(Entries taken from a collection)
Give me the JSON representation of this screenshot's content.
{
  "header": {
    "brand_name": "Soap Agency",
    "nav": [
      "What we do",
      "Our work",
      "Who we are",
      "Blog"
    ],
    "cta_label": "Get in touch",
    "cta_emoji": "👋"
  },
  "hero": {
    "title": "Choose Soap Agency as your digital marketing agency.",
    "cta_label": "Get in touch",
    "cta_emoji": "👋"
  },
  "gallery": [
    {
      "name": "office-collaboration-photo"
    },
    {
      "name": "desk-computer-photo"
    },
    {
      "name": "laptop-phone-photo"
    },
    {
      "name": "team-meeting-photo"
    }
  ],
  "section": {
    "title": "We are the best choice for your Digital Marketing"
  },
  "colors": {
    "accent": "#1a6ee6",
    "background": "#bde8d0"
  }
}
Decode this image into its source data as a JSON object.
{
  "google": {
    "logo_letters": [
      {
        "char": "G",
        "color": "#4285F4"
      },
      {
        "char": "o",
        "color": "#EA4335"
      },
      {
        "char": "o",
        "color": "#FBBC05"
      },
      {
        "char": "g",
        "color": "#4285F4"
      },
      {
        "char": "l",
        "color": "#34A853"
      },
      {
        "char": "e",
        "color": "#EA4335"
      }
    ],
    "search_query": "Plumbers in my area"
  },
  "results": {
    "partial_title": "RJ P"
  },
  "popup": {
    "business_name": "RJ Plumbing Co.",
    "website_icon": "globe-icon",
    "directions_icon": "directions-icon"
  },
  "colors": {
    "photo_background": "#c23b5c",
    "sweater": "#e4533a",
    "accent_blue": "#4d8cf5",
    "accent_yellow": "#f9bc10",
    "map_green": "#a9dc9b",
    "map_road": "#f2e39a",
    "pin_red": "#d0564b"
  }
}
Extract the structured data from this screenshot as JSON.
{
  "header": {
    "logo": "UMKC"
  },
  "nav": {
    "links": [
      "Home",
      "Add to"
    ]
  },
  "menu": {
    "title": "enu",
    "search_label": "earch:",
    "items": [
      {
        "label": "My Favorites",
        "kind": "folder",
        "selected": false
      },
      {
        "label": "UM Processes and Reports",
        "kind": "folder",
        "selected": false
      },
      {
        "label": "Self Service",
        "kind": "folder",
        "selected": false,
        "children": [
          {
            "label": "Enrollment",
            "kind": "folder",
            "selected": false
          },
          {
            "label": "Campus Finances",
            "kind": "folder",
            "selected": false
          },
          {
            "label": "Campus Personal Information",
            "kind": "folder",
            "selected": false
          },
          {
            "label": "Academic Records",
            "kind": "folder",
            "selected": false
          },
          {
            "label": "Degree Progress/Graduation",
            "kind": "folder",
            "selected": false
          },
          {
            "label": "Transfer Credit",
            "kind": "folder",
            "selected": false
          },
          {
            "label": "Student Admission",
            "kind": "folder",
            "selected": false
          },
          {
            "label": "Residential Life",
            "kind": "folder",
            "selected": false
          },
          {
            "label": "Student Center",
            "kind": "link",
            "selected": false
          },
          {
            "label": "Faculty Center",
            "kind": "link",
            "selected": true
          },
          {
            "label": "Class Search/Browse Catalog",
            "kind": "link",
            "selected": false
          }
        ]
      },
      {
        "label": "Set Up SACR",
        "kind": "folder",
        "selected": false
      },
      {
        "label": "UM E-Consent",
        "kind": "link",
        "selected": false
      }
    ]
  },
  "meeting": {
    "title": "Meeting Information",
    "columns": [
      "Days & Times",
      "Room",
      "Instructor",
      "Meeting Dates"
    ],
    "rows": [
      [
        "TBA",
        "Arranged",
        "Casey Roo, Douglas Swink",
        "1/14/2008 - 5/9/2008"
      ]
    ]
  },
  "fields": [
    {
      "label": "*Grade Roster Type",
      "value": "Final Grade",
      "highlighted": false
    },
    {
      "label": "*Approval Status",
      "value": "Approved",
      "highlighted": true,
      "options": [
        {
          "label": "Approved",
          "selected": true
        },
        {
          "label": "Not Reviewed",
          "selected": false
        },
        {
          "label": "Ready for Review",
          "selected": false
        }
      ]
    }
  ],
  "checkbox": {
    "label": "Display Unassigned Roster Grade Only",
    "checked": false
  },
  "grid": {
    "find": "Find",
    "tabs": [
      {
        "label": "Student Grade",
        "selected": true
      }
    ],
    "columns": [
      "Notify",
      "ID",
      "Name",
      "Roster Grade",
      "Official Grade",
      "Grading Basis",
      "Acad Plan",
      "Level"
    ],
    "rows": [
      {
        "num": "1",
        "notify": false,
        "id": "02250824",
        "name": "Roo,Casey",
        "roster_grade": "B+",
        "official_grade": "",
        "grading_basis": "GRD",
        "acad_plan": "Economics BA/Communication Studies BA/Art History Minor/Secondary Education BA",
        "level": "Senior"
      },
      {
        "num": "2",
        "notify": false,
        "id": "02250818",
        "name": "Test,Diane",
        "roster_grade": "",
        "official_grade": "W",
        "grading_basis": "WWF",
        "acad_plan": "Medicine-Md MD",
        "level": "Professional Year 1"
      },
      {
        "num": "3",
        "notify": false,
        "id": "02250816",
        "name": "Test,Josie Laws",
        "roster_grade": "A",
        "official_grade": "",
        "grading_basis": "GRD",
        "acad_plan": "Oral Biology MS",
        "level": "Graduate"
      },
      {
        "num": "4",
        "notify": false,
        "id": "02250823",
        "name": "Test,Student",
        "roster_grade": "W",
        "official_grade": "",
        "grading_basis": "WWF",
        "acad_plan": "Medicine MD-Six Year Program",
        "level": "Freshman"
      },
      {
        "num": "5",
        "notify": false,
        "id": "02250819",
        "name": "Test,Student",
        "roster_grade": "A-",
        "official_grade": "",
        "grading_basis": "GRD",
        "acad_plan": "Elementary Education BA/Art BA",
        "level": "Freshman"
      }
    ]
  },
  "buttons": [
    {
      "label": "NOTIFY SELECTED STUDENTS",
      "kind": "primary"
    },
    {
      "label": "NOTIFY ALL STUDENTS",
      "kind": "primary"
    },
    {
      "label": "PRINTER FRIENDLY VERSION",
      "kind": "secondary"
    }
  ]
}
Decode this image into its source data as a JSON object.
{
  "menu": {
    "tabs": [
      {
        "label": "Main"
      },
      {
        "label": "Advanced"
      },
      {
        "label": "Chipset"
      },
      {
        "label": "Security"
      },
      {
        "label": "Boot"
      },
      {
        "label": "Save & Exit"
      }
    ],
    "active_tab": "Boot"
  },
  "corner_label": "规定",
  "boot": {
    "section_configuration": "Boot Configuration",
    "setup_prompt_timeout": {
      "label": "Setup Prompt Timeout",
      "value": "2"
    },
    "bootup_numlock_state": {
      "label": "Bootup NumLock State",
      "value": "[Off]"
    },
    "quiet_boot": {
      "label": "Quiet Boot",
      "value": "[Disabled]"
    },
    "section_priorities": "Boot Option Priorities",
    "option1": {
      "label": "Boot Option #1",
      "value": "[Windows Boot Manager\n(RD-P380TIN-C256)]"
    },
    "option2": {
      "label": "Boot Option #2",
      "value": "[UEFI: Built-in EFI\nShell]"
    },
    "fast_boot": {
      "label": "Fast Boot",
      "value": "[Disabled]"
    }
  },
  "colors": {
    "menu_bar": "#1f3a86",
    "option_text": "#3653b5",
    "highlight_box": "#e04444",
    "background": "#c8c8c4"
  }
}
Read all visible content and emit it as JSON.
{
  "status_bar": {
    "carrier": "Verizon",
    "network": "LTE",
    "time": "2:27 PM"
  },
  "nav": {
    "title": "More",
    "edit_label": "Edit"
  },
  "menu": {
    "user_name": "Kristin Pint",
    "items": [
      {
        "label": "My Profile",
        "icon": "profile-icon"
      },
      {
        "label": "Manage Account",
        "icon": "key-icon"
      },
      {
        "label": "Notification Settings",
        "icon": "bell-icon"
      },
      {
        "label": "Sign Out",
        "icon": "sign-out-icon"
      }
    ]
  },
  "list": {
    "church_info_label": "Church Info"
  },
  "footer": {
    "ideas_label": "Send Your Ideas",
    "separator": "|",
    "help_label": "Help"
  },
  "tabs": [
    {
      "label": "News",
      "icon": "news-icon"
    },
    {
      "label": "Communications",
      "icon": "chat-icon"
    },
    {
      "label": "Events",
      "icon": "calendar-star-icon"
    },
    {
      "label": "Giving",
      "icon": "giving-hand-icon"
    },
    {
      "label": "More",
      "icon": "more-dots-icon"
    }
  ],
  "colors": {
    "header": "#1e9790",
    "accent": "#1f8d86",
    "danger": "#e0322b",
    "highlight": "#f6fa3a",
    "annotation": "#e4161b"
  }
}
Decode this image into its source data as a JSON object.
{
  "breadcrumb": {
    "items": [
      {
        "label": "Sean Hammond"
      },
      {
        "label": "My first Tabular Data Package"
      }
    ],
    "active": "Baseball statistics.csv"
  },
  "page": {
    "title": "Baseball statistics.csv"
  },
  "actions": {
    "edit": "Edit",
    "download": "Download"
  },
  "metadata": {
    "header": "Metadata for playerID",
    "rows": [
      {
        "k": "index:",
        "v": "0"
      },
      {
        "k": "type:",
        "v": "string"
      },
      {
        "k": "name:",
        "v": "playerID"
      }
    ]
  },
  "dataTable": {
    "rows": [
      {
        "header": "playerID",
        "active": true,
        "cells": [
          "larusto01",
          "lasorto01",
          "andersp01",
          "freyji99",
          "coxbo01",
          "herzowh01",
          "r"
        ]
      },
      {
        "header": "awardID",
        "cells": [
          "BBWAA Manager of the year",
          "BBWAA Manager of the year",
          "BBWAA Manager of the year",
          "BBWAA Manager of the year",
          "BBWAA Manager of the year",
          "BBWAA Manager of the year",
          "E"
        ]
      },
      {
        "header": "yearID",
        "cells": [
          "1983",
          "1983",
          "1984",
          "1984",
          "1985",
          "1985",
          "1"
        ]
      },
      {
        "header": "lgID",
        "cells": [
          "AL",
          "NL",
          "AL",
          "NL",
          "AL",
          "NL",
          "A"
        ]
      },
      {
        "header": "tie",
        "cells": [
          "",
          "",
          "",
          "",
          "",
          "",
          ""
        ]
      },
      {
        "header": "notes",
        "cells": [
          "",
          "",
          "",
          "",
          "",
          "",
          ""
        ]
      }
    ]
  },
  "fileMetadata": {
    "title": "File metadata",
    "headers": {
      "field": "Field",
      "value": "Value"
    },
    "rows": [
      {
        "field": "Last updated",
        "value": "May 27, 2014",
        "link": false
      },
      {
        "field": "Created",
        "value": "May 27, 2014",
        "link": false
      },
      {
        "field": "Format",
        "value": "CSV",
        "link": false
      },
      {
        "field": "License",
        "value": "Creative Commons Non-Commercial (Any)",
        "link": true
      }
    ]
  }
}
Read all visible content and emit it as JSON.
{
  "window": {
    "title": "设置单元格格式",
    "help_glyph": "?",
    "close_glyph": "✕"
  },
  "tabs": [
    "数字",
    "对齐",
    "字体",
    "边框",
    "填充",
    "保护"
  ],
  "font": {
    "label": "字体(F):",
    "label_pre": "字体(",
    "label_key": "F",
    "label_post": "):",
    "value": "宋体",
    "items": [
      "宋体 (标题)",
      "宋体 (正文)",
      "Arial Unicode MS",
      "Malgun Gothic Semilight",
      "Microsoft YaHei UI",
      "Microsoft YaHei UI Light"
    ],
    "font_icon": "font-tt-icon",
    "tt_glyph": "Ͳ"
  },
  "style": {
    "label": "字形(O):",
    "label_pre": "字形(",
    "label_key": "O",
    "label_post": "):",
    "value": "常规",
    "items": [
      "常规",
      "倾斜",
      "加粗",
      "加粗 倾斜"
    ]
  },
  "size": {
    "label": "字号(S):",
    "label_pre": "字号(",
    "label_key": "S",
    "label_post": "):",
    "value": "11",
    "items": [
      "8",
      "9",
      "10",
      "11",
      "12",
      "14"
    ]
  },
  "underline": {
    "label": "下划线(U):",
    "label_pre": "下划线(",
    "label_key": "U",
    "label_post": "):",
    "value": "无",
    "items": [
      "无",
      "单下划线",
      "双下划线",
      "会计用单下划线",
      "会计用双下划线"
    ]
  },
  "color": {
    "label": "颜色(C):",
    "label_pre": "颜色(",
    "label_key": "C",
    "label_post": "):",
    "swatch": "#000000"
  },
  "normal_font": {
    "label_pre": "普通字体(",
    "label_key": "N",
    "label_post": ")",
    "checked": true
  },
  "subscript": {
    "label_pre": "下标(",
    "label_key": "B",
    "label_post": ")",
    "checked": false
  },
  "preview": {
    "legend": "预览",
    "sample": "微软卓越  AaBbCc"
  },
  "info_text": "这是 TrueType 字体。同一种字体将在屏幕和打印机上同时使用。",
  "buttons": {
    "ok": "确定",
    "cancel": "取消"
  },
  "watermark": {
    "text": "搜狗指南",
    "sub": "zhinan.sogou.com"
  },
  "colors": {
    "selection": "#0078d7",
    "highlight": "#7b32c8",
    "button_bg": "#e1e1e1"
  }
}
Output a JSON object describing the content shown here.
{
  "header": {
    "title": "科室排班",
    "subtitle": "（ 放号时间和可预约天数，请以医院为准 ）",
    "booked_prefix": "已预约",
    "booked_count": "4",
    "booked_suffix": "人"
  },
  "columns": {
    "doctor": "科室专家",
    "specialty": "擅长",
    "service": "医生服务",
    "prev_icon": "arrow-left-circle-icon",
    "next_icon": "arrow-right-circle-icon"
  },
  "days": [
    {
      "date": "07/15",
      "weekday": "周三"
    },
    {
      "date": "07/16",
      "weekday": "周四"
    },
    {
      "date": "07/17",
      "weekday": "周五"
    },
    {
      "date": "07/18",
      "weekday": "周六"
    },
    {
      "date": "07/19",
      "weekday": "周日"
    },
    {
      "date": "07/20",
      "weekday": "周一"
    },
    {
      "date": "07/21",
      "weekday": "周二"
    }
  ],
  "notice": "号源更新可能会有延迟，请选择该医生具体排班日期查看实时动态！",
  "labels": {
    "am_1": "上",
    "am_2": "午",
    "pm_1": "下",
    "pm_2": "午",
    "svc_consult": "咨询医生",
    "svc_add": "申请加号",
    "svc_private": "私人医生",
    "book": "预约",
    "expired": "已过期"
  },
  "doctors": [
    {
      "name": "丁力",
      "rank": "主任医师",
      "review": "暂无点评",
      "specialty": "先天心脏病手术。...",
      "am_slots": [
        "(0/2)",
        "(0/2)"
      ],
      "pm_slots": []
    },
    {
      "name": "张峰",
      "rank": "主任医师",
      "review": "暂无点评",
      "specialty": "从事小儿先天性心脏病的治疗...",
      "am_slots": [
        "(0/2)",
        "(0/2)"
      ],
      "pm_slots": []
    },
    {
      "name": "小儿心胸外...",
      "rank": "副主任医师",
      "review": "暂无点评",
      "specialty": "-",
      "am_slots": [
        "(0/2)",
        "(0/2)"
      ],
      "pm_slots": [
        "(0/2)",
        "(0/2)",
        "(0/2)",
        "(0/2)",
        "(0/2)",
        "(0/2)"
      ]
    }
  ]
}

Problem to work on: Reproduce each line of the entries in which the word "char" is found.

Problem solution:
        "char": "G",
        "char": "o",
        "char": "o",
        "char": "g",
        "char": "l",
        "char": "e",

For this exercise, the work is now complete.